So, finally we come to the wives. Paul tells you to “be subordinate to your husbands.” (Col 3:18) First, I want to point out that this command is not unique to wives. Neither command that Paul gives is unique to husband or wife. Would it make sense if we read Paul to say that husbands should love their wives, but wives are not to love their husbands? Of course not. In the same way, we must understand that both husbands and wives are to be submissive to each other. Paul says as much in his instructions on families to the Ephesians. “Be subject to one another out of reverence for Christ.” (Eph 5:21)
So what is this subordination? The call here is to always love to pour yourself out for the other. When you were married, you promised each other “love…and honor…all the days of [your lives].” All Christians are called to seek to serve one another. It’s part of the Christian life. How much more for spouses!
My friends, if we want to rescue the world that is falling ever deeper into the mire of sin, the first thing we must do is rebuild the family. The family is the cornerstone of society, the first building block.
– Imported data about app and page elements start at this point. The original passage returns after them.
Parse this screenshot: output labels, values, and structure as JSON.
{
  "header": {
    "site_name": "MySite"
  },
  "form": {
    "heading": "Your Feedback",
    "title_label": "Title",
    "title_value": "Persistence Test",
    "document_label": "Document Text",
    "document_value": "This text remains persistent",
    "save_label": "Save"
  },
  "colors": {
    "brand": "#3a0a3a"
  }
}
The first building block of the family is the spouses, the husbands and wives who seek to always serve, love, and honor each other. So, wives, how does this happen? Why does Paul specifically point out for you to be subordinate to your husbands? In the words of one of my seminary professors (who is, himself, a husband), it’s because this is one of the hardest things for you: to respect and put up with the oaf you took as a husband. I suspect, if asked, you could list any number of times that your husband decides something that you can see is just plain stupid. That’s when this command from Paul is most important. Don’t let a stupid decision come before the vow you made.
Ladies, you have a unique place in the family. It is from you that your children will learn to love. Men will teach a love to their sons that is specific to a man’s love, but love itself is frequently taught by mothers. Your children look to you for an example of what it is to love – both mothers and fathers.
Last year, a movie was made of the musical, “Into the Woods.” One of the final songs in that musical is called “Children will Listen.” I think the advice given there is extraordinary as we build strong Christian families, families that are modeled on the love, devotion, and gift we see in the Holy Family. My friends, if we are to take back the world, a world that is falling ever further into the clutches and realms of the enemy, a world that brings the enemy joy more than the Lord, the first thing we must do is rebuild the Christian family, the foundation on which our society was built to begin with.
I’m going to end with that advice to parents from Into the Woods:
Careful the things you say,
Children will listen.
Careful the things you do children will see
Guide them along the way
Children will listen
Children will look to you
For which way to turn
To learn what to be
Careful before you say
“listen to me!”
Children will listen.